Copy out the lines below that hold the word "price".

Exercise data:

--- START ---

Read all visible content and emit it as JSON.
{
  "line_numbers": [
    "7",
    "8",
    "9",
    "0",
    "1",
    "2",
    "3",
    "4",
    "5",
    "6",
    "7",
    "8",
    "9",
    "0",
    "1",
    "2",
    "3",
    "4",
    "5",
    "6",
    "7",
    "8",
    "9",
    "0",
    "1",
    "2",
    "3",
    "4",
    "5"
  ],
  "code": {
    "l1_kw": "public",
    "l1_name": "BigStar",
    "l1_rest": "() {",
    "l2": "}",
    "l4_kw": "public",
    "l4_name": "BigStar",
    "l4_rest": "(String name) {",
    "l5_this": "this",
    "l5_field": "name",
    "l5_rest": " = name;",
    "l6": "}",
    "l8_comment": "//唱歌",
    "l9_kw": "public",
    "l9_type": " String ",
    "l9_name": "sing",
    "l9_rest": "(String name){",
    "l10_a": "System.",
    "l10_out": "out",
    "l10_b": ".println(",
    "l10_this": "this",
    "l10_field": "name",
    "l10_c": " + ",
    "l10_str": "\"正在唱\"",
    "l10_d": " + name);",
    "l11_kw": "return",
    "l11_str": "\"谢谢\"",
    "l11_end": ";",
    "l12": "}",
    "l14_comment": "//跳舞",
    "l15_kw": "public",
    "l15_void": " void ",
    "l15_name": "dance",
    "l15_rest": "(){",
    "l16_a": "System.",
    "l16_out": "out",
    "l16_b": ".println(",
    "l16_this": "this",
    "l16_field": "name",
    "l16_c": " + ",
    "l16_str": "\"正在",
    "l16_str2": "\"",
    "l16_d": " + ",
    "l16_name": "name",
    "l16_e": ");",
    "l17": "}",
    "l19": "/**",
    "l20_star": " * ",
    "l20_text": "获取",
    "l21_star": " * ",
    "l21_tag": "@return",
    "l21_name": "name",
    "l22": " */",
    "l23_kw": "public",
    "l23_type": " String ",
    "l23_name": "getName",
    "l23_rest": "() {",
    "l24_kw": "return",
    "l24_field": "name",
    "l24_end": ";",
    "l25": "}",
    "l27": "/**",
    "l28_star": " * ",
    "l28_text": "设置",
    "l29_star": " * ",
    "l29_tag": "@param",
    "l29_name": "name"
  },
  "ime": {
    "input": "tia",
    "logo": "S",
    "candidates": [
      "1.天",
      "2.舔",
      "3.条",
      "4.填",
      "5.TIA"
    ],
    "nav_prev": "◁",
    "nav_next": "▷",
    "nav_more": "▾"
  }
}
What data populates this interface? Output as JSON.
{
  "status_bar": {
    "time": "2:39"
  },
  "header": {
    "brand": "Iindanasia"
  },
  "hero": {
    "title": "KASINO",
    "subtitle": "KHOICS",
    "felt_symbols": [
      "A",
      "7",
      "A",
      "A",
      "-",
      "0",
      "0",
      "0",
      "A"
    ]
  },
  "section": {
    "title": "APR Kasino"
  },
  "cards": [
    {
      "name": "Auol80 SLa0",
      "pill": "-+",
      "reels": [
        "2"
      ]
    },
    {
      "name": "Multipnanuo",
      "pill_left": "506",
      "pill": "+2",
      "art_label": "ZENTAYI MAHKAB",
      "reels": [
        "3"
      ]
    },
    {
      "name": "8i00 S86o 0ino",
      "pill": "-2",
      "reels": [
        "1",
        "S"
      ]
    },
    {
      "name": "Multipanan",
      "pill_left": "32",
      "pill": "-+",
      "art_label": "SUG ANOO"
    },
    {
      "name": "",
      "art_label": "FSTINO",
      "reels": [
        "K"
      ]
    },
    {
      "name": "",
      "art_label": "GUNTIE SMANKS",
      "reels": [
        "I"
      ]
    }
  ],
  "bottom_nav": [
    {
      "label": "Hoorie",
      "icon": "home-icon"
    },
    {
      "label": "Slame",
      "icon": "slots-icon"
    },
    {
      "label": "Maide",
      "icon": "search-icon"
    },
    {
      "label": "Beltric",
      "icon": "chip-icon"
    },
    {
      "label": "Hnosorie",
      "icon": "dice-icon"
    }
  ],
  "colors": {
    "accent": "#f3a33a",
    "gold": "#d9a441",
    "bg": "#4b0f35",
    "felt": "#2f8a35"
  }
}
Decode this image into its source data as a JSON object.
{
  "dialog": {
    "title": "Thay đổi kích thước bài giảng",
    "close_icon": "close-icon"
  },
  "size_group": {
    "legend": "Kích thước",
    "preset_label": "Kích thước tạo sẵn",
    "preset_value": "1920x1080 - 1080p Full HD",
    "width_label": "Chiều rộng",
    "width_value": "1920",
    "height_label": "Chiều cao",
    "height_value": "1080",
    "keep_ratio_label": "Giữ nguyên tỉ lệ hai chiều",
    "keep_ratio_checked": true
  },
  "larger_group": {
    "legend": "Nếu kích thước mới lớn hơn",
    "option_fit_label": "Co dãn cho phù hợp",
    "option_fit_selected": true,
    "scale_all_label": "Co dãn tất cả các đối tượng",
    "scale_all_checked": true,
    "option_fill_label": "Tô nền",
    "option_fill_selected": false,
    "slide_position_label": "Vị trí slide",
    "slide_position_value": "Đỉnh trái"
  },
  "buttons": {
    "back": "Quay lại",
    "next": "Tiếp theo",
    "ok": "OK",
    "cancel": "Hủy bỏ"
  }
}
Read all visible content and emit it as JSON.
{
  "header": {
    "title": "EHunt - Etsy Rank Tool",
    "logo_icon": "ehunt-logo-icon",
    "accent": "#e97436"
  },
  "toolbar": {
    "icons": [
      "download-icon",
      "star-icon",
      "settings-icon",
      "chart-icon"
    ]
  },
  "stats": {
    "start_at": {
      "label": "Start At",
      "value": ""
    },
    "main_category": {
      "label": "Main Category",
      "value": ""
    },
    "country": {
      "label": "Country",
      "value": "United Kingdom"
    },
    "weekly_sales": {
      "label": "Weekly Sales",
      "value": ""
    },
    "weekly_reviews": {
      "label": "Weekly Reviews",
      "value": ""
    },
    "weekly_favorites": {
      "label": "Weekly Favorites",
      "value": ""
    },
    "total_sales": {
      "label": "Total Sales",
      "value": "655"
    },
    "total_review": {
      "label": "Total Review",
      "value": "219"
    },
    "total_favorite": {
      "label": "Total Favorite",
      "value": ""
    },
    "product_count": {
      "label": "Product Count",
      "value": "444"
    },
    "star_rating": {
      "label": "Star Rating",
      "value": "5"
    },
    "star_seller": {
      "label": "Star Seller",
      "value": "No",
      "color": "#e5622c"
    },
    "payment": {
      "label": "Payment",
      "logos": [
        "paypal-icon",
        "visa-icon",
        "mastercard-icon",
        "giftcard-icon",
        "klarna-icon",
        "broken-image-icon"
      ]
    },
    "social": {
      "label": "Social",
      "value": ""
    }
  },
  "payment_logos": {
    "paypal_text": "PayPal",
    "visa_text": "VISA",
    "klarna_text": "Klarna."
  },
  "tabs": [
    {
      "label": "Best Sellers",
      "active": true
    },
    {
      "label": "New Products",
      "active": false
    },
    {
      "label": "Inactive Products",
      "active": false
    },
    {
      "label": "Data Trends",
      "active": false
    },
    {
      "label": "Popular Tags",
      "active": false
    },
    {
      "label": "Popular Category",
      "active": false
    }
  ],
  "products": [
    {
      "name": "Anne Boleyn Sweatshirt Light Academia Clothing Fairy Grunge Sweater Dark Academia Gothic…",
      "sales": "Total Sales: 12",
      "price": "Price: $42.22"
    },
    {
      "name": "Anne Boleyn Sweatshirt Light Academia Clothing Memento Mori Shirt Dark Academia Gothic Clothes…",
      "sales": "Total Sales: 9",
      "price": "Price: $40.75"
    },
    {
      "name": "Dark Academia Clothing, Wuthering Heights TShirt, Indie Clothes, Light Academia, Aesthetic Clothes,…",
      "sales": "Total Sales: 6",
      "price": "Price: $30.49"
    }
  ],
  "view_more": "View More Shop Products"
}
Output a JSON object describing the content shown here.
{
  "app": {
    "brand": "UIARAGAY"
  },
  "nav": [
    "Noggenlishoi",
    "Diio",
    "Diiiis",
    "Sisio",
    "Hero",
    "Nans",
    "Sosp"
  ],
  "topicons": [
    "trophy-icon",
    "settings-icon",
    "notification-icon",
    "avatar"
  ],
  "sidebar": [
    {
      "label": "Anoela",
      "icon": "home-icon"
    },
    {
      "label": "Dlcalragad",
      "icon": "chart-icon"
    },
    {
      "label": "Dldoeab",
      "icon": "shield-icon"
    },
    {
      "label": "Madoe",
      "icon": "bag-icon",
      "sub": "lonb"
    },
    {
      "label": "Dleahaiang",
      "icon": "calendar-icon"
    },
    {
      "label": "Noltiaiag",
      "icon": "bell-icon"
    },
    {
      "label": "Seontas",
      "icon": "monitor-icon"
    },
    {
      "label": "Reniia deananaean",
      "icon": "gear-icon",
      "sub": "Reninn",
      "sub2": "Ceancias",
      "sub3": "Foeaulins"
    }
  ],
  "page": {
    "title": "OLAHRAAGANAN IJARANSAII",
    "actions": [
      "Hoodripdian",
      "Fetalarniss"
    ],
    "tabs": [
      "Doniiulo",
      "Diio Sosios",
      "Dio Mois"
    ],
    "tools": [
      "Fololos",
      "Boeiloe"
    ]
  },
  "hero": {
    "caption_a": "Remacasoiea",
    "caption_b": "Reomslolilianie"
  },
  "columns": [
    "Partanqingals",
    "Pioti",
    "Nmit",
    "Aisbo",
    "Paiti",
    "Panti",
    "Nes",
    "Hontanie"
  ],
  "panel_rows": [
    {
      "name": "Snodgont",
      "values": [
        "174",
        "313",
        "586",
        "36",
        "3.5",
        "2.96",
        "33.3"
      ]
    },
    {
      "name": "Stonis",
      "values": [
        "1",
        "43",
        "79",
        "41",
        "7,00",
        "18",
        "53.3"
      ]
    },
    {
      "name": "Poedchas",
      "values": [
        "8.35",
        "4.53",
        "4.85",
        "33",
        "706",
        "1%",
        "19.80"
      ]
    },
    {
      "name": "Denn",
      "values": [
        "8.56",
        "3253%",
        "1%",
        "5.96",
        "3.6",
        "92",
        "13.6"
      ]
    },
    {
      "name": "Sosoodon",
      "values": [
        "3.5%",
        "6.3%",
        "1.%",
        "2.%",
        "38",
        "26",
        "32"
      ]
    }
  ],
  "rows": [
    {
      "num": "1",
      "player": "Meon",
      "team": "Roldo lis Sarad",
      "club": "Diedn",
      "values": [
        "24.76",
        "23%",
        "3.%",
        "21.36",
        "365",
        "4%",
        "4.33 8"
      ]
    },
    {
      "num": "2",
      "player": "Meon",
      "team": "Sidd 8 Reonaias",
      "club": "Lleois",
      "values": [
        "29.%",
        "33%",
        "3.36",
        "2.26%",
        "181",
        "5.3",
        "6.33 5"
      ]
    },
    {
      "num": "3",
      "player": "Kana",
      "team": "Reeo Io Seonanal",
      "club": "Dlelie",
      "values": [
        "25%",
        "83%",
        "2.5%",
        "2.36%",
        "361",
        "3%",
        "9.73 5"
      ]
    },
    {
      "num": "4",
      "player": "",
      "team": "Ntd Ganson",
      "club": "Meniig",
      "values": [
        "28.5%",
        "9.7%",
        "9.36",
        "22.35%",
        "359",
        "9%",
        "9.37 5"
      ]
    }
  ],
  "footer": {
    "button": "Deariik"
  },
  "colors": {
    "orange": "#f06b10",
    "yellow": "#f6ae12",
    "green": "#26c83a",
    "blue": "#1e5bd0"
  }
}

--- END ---

Answer:
      "price": "Price: $42.22"
      "price": "Price: $40.75"
      "price": "Price: $30.49"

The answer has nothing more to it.